§ INSTRUCTIONS FOR THE TASK: Your reply should hold only the lines from the records below where "time" occurs.
[Start of section]
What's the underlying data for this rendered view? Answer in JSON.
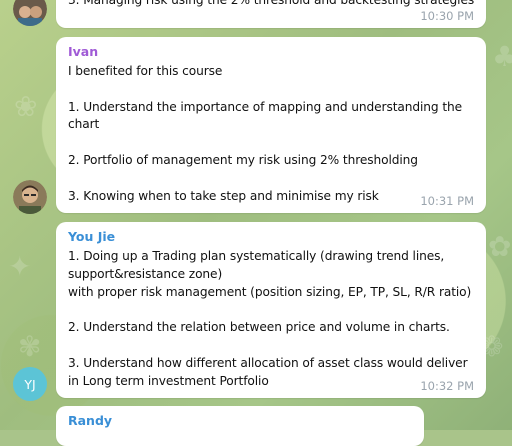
{
  "messages": [
    {
      "sender": "",
      "text": "3. Managing risk using the 2% threshold and backtesting strategies",
      "time": "10:30 PM"
    },
    {
      "sender": "Ivan",
      "sender_color": "#a05bd6",
      "text": "I benefited for this course\n\n1. Understand the importance of mapping and understanding the chart\n\n2. Portfolio of management my risk using 2% thresholding\n\n3. Knowing when to take step and minimise my risk",
      "time": "10:31 PM"
    },
    {
      "sender": "You Jie",
      "sender_color": "#3a8fd6",
      "avatar_initials": "YJ",
      "text": "1. Doing up a Trading plan systematically (drawing trend lines, support&resistance zone)\nwith proper risk management (position sizing, EP, TP, SL, R/R ratio)\n\n2. Understand the relation between price and volume in charts.\n\n3. Understand how different allocation of asset class would deliver in Long term investment Portfolio",
      "time": "10:32 PM"
    },
    {
      "sender": "Randy",
      "sender_color": "#3a8fd6"
    }
  ]
}
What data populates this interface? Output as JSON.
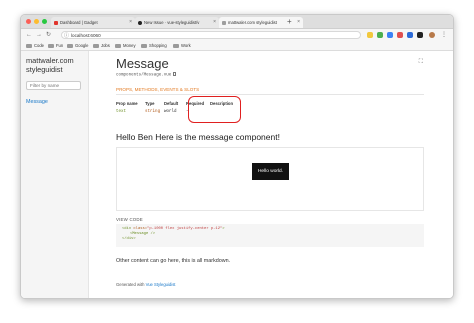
{
  "browser": {
    "tabs": [
      {
        "title": "Dashboard | Gadget",
        "favicon_color": "#e0342c",
        "active": false
      },
      {
        "title": "New Issue · vue-styleguidist/v",
        "favicon_color": "#222222",
        "active": false
      },
      {
        "title": "mattwaler.com styleguidist",
        "favicon_color": "#9e9e9e",
        "active": true
      }
    ],
    "url": "localhost:6060",
    "bookmarks": [
      "Code",
      "Fun",
      "Google",
      "Jobs",
      "Money",
      "Shopping",
      "Work"
    ],
    "colors": {
      "close": "#fc5f57",
      "minimize": "#fdbc2e",
      "maximize": "#28c840"
    }
  },
  "sidebar": {
    "brand": "mattwaler.com styleguidist",
    "filter_placeholder": "Filter by name",
    "items": [
      {
        "label": "Message"
      }
    ]
  },
  "main": {
    "title": "Message",
    "path": "components/Message.vue",
    "section_tab": "PROPS, METHODS, EVENTS & SLOTS",
    "table": {
      "headers": [
        "Prop name",
        "Type",
        "Default",
        "Required",
        "Description"
      ],
      "rows": [
        {
          "prop": "text",
          "type": "string",
          "default": "world",
          "required": "-",
          "description": ""
        }
      ]
    },
    "heading": "Hello Ben Here is the message component!",
    "preview_text": "Hello world.",
    "view_code": "VIEW CODE",
    "code": {
      "line1_tag": "<div",
      "line1_attr": " class=",
      "line1_value": "\"p-1000 flex justify-center p-12\"",
      "line1_end": ">",
      "line2": "<Message />",
      "line3": "</div>"
    },
    "other_text": "Other content can go here, this is all markdown.",
    "footer_prefix": "Generated with",
    "footer_link": "Vue Styleguidist"
  },
  "colors": {
    "accent": "#e37b23",
    "link": "#1978c8",
    "highlight": "#e02020",
    "preview_bg": "#111111"
  }
}
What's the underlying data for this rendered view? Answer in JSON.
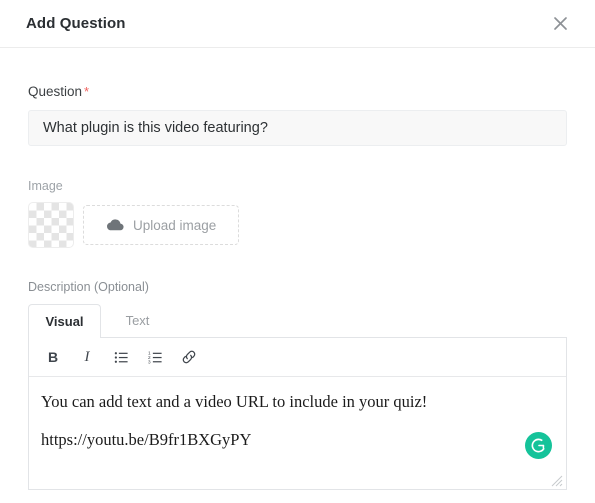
{
  "header": {
    "title": "Add Question",
    "close_icon": "close-icon"
  },
  "question_field": {
    "label": "Question",
    "required_marker": "*",
    "value": "What plugin is this video featuring?",
    "placeholder": "Question"
  },
  "image_section": {
    "label": "Image",
    "thumbnail_icon": "transparent-checkerboard-placeholder",
    "upload_button": {
      "label": "Upload image",
      "icon": "cloud-upload-icon"
    }
  },
  "description_section": {
    "label": "Description (Optional)",
    "tabs": [
      {
        "label": "Visual",
        "active": true
      },
      {
        "label": "Text",
        "active": false
      }
    ],
    "toolbar": [
      {
        "name": "bold-icon",
        "glyph": "B"
      },
      {
        "name": "italic-icon",
        "glyph": "I"
      },
      {
        "name": "unordered-list-icon",
        "glyph": ""
      },
      {
        "name": "ordered-list-icon",
        "glyph": ""
      },
      {
        "name": "link-icon",
        "glyph": ""
      }
    ],
    "content": {
      "paragraph_1": "You can add text and a video URL to include in your quiz!",
      "paragraph_2": "https://youtu.be/B9fr1BXGyPY"
    },
    "grammarly": {
      "name": "grammarly-icon",
      "letter": "G",
      "color": "#15c39a"
    },
    "resize_handle": "resize-grip-icon"
  },
  "colors": {
    "required_asterisk": "#f0625f",
    "input_background": "#f8f8f8",
    "border": "#e2e4e7",
    "grammarly_green": "#15c39a"
  }
}
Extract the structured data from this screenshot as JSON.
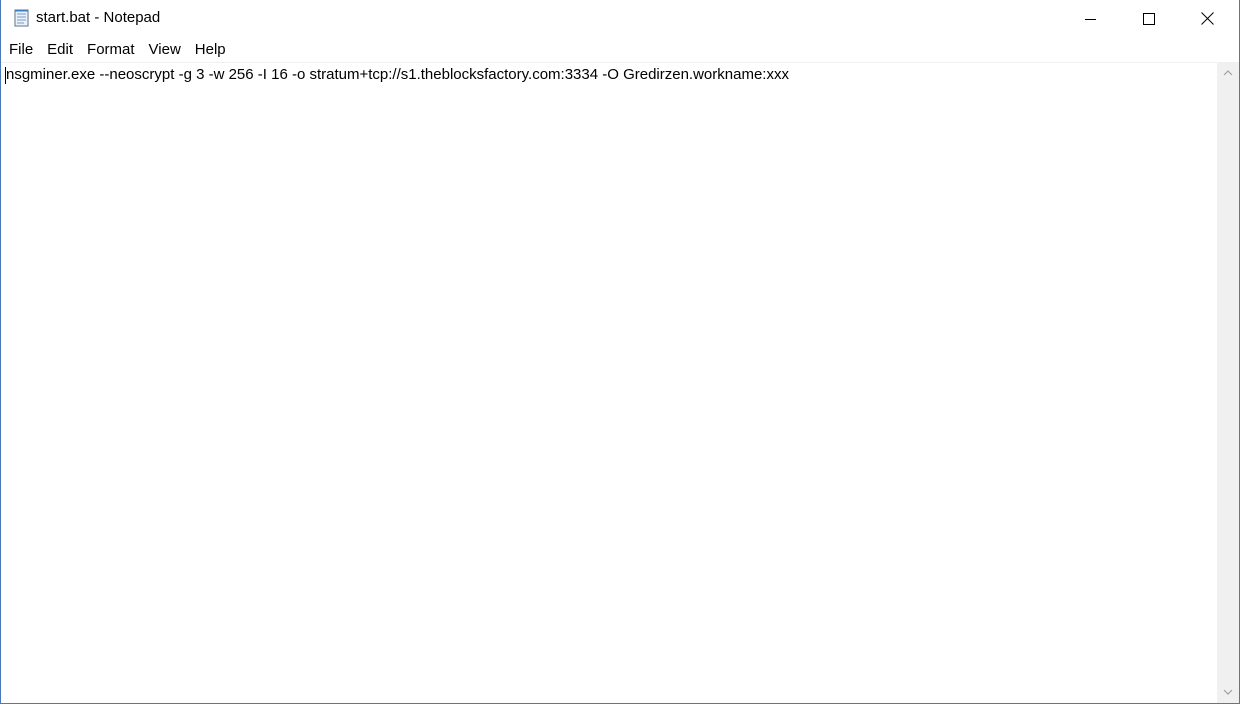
{
  "window": {
    "title": "start.bat - Notepad",
    "app_icon": "notepad-icon",
    "controls": {
      "minimize_icon": "minimize-icon",
      "maximize_icon": "maximize-icon",
      "close_icon": "close-icon"
    }
  },
  "menu": {
    "items": [
      {
        "label": "File"
      },
      {
        "label": "Edit"
      },
      {
        "label": "Format"
      },
      {
        "label": "View"
      },
      {
        "label": "Help"
      }
    ]
  },
  "editor": {
    "content": "nsgminer.exe --neoscrypt -g 3 -w 256 -I 16 -o stratum+tcp://s1.theblocksfactory.com:3334 -O Gredirzen.workname:xxx"
  },
  "scrollbar": {
    "up_icon": "scroll-up-arrow-icon",
    "down_icon": "scroll-down-arrow-icon"
  },
  "colors": {
    "window_border": "#4a7ab8",
    "scrollbar_track": "#f0f0f0",
    "text": "#000000"
  }
}
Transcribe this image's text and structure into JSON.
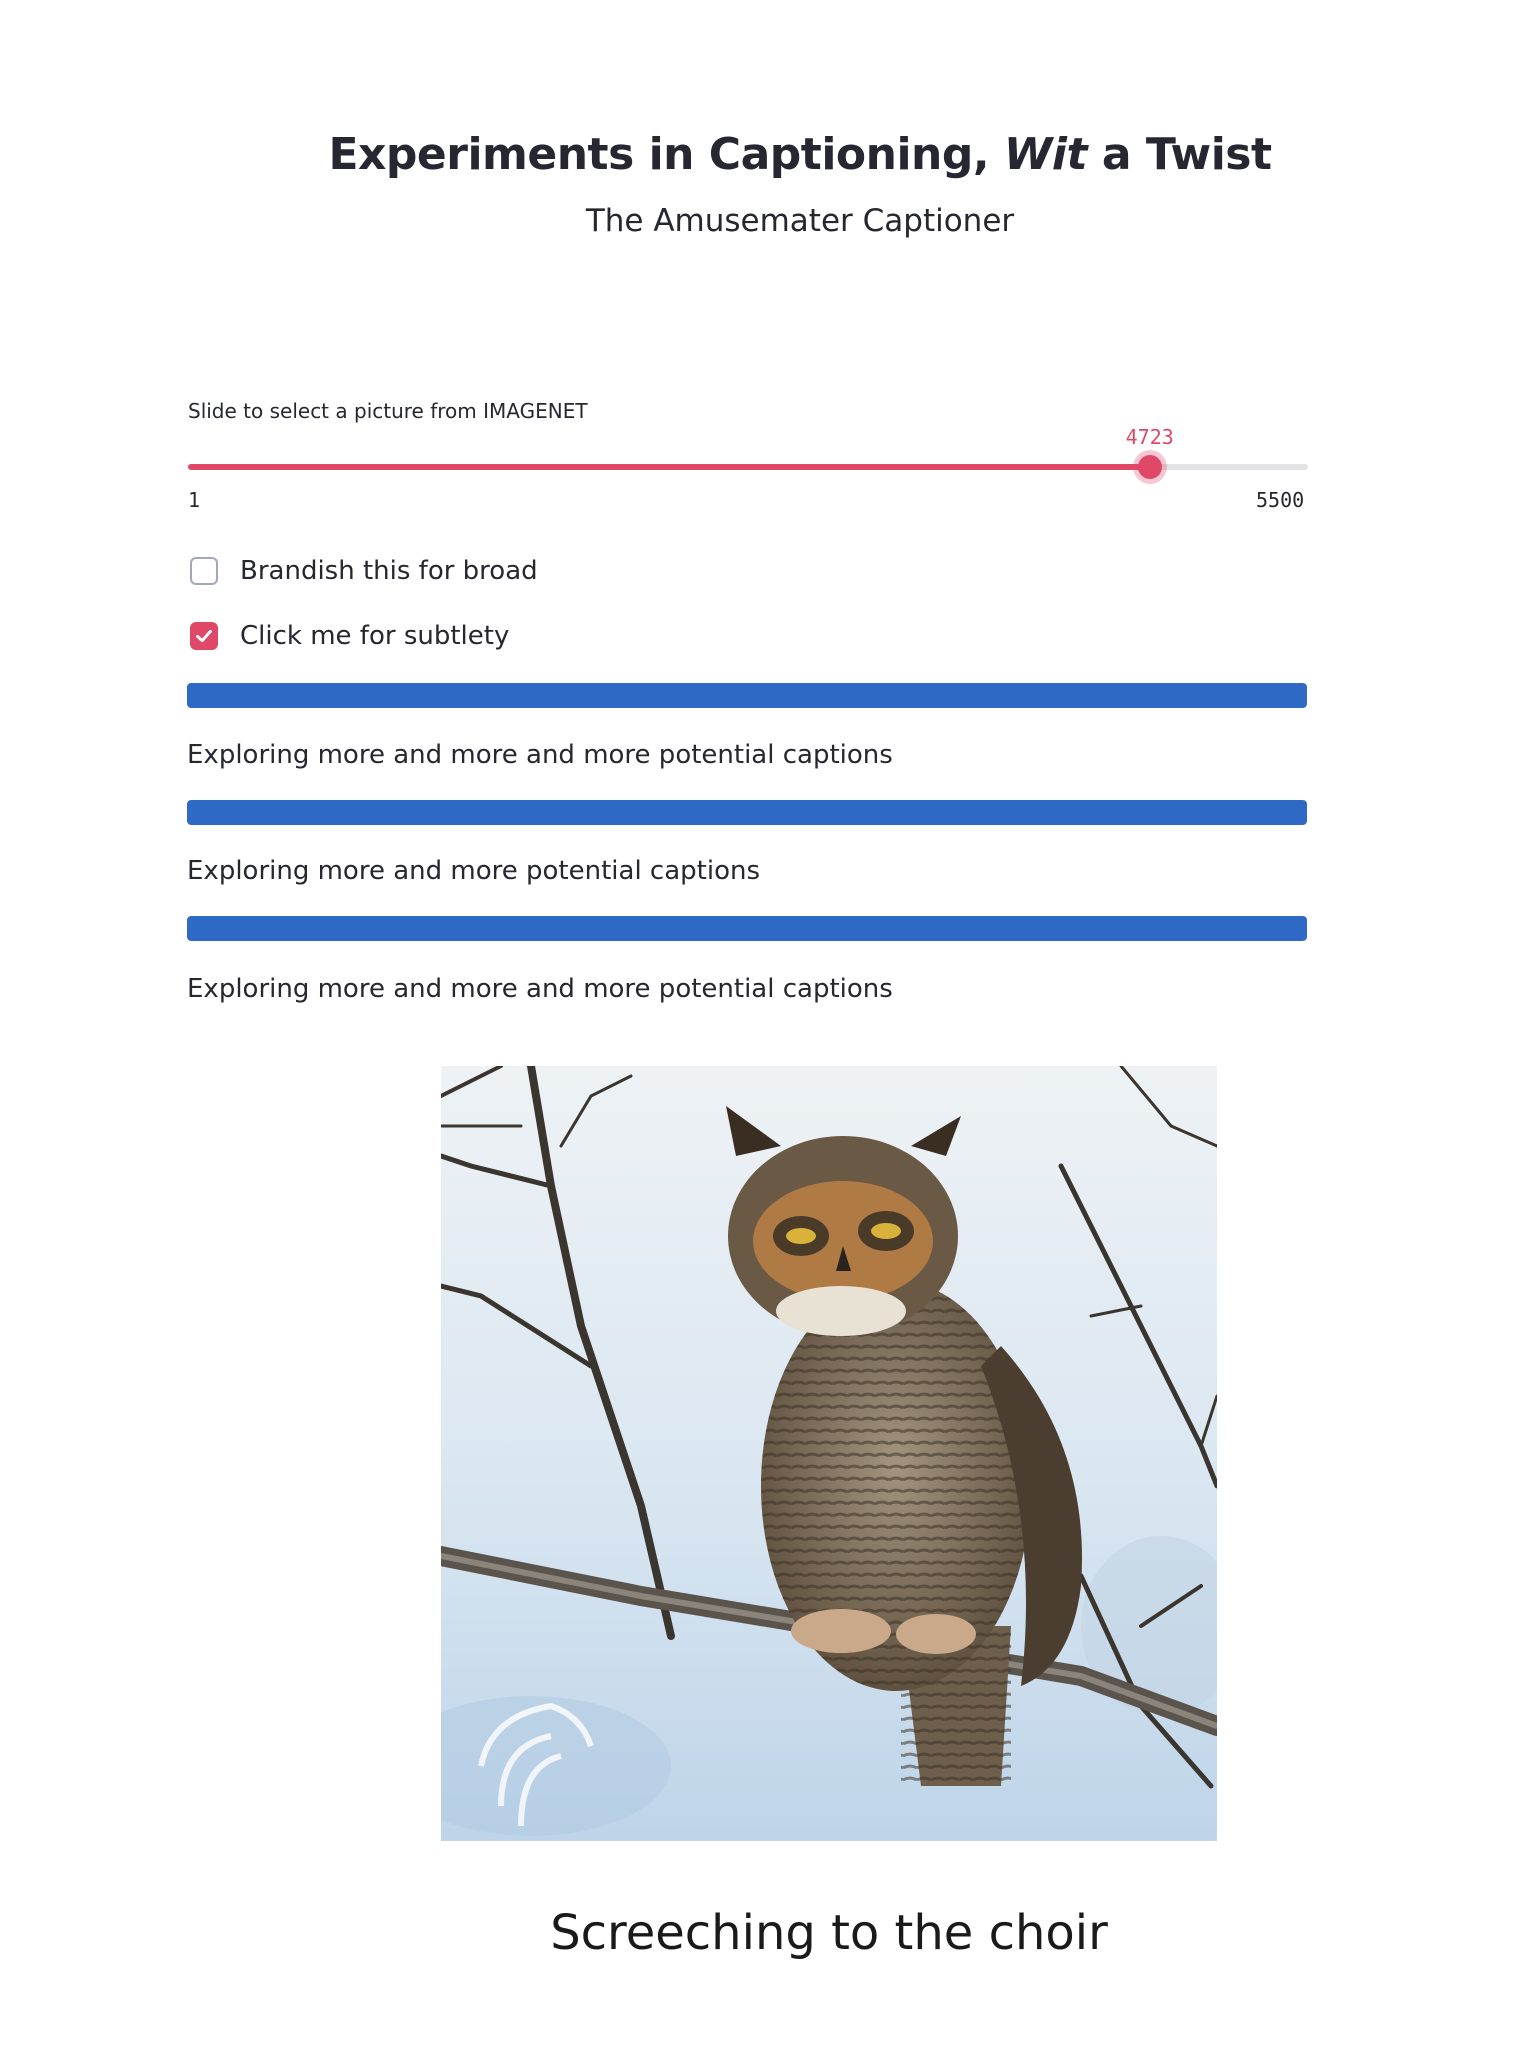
{
  "header": {
    "title_part1": "Experiments in Captioning, ",
    "title_italic": "Wit",
    "title_part2": " a Twist",
    "subtitle": "The Amusemater Captioner"
  },
  "slider": {
    "label": "Slide to select a picture from IMAGENET",
    "value": 4723,
    "min": 1,
    "max": 5500,
    "value_text": "4723",
    "min_text": "1",
    "max_text": "5500",
    "accent_color": "#e04868"
  },
  "options": [
    {
      "label": "Brandish this for broad",
      "checked": false
    },
    {
      "label": "Click me for subtlety",
      "checked": true
    }
  ],
  "progress_items": [
    {
      "progress": 1.0,
      "text": "Exploring more and more and more potential captions"
    },
    {
      "progress": 1.0,
      "text": "Exploring more and more potential captions"
    },
    {
      "progress": 1.0,
      "text": "Exploring more and more and more potential captions"
    }
  ],
  "progress_color": "#2e69c6",
  "image": {
    "subject": "great-horned-owl-on-branch",
    "caption": "Screeching to the choir"
  }
}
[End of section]
§ WRITTEN RESPONSE:
      "time": "10:30 PM"
      "time": "10:31 PM"
      "time": "10:32 PM"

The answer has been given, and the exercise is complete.